## REQUIREMENT
Among the entries that follow, some lines contain the word "JSON". Show all of them.

Page and application data records
★ ★ ★ ★ ★

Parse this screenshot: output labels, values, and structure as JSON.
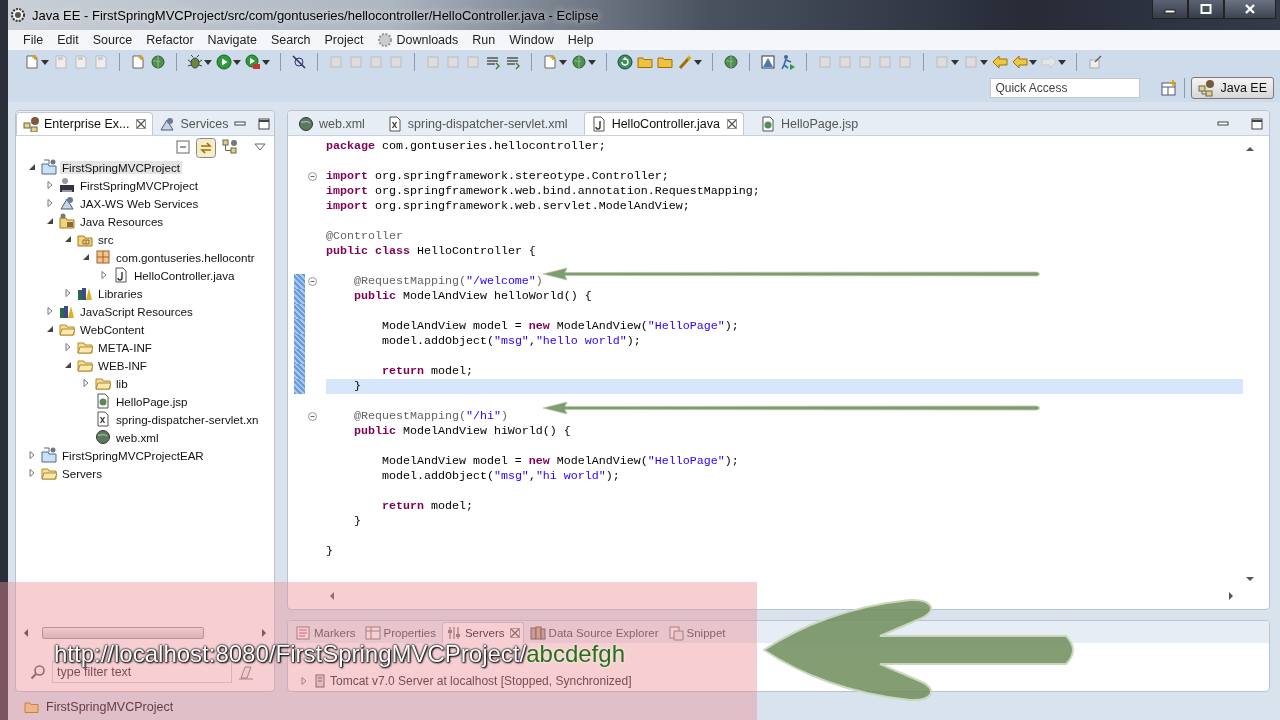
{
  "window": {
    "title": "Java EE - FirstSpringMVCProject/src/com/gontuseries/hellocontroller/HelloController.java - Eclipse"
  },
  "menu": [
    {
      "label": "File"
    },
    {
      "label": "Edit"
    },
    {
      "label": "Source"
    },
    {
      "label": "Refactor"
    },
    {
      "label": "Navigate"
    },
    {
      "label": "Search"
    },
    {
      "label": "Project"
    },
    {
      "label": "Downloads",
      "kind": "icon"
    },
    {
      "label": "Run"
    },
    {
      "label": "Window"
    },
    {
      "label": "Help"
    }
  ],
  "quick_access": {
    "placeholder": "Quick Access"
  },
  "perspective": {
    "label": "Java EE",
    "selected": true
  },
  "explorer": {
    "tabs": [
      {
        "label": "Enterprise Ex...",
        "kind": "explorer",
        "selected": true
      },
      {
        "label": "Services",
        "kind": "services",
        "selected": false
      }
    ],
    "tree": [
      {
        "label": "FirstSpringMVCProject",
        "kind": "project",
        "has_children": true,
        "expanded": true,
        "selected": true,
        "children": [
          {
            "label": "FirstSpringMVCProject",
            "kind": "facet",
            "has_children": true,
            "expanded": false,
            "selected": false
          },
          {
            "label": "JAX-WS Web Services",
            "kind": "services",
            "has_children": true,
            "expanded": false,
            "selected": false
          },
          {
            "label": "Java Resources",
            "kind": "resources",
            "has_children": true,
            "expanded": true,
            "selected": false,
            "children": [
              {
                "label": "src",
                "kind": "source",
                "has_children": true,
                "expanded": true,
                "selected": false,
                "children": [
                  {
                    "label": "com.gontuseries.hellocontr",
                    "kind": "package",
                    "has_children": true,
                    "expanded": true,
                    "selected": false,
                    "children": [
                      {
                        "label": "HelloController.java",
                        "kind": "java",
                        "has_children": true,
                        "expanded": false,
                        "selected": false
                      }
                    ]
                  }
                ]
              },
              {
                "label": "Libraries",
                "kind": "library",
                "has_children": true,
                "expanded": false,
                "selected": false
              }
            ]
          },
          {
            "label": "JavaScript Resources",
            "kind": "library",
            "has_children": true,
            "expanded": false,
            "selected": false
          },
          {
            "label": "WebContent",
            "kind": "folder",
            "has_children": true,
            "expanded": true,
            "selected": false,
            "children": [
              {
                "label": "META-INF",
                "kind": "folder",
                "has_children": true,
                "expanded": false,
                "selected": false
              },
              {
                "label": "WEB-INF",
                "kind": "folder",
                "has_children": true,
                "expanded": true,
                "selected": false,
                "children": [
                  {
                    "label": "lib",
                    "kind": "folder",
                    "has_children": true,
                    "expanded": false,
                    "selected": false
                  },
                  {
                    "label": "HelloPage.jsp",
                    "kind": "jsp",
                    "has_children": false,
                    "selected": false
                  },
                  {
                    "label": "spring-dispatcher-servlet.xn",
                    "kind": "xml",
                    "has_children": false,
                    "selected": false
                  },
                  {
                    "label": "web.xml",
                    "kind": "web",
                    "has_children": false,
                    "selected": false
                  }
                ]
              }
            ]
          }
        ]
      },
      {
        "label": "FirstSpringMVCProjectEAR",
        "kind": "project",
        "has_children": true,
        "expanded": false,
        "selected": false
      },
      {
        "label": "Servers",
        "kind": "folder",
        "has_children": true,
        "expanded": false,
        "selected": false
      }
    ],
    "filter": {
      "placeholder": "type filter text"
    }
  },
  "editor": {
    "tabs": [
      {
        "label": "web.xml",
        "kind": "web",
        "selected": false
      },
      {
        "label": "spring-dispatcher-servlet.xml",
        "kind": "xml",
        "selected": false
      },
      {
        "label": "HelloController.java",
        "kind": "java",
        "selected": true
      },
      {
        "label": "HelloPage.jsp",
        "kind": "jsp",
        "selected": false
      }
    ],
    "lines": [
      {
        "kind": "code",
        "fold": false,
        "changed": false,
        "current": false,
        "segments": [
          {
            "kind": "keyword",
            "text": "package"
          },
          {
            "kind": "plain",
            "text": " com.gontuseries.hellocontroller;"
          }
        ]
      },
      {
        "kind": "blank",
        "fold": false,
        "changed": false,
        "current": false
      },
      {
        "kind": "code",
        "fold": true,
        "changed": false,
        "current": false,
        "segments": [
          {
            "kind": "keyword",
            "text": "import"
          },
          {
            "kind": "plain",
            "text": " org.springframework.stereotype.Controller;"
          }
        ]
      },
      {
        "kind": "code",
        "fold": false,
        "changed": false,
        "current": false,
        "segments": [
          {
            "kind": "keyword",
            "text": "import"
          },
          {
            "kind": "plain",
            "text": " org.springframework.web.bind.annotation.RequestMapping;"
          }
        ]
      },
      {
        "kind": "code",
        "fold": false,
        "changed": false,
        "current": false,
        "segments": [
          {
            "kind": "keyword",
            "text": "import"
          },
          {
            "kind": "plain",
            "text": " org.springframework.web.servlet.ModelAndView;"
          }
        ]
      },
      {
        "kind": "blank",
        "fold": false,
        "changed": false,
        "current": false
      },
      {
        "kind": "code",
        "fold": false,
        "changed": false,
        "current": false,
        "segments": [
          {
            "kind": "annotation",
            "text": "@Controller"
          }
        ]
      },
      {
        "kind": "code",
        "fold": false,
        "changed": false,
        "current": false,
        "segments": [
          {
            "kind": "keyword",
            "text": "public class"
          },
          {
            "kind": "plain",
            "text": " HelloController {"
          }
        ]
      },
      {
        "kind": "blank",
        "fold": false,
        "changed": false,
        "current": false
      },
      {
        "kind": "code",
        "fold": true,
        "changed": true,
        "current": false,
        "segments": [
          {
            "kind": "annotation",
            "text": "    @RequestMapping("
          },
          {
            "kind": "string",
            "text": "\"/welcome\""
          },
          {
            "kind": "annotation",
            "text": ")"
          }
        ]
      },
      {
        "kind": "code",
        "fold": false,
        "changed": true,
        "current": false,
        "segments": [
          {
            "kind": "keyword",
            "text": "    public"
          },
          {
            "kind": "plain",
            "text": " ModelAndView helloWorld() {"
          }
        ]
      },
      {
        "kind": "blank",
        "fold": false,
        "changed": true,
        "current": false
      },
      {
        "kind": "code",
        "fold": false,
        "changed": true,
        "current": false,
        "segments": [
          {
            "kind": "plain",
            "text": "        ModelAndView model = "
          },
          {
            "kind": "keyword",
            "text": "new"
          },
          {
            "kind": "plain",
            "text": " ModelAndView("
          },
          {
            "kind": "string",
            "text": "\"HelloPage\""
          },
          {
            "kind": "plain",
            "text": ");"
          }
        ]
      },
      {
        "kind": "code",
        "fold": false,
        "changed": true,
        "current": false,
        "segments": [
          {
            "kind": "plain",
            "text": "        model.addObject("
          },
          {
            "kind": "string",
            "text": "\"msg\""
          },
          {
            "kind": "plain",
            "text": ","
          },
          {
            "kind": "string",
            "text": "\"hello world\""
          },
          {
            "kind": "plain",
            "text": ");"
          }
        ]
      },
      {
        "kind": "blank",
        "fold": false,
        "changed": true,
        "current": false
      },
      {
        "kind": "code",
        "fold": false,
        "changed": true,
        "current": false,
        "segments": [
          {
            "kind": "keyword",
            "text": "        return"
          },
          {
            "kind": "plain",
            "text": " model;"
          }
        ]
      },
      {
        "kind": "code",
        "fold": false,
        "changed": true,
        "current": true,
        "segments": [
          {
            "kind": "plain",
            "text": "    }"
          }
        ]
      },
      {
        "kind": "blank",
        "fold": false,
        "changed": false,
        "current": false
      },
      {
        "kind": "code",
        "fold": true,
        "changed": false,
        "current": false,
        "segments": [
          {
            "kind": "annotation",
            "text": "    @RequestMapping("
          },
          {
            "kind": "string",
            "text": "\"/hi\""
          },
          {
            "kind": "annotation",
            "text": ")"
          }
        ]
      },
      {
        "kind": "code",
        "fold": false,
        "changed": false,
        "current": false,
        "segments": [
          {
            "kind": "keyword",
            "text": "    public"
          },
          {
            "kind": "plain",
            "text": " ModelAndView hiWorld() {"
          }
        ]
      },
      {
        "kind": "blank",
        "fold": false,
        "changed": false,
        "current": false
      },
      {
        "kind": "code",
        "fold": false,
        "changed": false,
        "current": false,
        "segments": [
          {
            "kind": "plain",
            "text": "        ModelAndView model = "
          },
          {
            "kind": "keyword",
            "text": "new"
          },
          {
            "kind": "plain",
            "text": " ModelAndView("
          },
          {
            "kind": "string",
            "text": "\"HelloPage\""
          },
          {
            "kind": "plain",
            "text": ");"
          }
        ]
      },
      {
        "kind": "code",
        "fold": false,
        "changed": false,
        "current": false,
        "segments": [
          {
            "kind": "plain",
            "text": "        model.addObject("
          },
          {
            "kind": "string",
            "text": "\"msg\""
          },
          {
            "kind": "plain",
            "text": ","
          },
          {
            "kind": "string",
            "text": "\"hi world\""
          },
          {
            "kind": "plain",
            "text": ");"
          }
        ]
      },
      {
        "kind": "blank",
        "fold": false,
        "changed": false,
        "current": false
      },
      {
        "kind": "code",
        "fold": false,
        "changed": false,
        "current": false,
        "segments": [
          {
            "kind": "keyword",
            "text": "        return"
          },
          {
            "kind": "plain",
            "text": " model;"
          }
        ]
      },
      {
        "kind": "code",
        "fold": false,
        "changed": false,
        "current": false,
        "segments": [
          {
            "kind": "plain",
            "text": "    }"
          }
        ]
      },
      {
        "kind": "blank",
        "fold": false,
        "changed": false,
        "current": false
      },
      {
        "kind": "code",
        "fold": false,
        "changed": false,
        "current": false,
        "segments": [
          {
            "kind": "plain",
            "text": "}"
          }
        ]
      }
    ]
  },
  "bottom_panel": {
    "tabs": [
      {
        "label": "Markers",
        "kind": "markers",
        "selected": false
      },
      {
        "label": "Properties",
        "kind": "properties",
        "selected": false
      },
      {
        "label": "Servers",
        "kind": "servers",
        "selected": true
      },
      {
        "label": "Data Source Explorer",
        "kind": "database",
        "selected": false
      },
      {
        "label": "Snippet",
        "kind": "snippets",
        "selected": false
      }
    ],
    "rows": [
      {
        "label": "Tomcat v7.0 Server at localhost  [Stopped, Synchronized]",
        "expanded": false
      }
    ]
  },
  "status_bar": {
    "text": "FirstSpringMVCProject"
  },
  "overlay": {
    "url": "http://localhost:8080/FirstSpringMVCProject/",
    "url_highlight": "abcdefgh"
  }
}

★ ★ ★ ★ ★

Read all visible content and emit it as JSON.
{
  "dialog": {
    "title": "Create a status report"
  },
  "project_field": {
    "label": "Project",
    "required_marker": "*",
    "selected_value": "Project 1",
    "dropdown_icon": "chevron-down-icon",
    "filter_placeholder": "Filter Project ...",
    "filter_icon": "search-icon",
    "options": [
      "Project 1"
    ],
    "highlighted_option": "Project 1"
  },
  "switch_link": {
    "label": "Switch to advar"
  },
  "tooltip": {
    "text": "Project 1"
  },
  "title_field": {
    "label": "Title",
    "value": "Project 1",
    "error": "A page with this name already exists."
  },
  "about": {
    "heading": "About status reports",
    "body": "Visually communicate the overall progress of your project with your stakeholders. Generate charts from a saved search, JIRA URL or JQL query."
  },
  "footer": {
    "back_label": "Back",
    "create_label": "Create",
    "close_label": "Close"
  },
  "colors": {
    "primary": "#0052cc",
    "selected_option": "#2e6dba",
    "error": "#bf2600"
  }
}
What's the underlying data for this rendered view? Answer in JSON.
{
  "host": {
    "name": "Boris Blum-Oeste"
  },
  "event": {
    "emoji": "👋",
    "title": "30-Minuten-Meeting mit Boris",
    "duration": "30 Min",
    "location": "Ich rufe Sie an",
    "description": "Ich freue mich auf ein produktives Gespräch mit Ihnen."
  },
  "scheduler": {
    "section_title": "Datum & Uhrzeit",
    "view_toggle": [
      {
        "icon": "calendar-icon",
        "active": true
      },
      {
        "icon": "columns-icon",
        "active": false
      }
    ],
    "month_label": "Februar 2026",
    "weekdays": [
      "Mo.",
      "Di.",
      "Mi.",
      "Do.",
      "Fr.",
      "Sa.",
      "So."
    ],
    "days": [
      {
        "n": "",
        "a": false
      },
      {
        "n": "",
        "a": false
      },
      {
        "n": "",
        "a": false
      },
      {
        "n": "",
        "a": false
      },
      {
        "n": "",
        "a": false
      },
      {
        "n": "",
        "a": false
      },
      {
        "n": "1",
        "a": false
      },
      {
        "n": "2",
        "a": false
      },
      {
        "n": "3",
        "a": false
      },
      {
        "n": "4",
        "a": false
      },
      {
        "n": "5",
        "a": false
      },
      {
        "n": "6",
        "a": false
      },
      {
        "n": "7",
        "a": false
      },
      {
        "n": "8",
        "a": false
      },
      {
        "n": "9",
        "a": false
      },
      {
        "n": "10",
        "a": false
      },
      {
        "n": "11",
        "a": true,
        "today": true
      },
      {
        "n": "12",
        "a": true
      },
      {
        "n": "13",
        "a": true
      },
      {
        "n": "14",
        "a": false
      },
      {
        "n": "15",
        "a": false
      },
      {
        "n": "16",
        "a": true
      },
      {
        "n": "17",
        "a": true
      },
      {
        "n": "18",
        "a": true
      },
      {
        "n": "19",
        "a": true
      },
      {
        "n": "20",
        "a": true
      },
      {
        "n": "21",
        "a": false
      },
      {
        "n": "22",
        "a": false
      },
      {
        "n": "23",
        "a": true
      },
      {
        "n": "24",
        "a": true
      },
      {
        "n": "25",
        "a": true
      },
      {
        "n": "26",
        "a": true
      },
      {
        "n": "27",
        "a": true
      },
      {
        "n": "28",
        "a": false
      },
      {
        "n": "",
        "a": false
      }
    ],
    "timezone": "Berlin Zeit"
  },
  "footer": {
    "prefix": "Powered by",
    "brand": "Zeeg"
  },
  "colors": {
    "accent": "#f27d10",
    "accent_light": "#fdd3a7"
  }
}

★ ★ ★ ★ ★

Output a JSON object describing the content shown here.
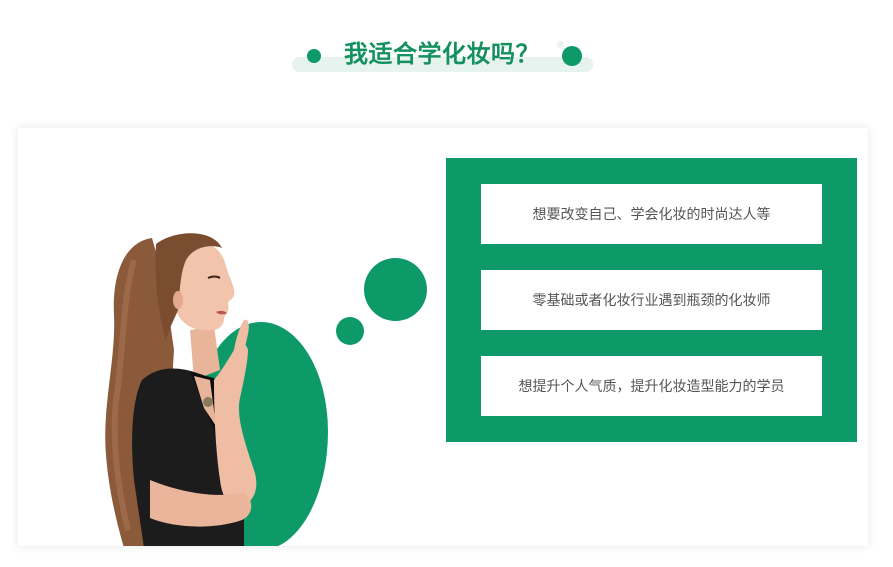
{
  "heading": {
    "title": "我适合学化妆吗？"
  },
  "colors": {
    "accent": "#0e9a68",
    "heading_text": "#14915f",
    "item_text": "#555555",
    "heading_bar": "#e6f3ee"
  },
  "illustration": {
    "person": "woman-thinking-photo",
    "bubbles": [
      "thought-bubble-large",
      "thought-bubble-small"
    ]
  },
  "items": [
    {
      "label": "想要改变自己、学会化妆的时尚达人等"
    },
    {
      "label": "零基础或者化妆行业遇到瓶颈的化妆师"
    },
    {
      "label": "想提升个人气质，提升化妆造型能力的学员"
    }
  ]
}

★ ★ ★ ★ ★

## ANSWER AREA
Parse this screenshot: output labels, values, and structure as JSON.
Read all visible content and emit it as JSON.
What's the underlying data for this rendered view? Answer in JSON.
Output a JSON object describing the content shown here.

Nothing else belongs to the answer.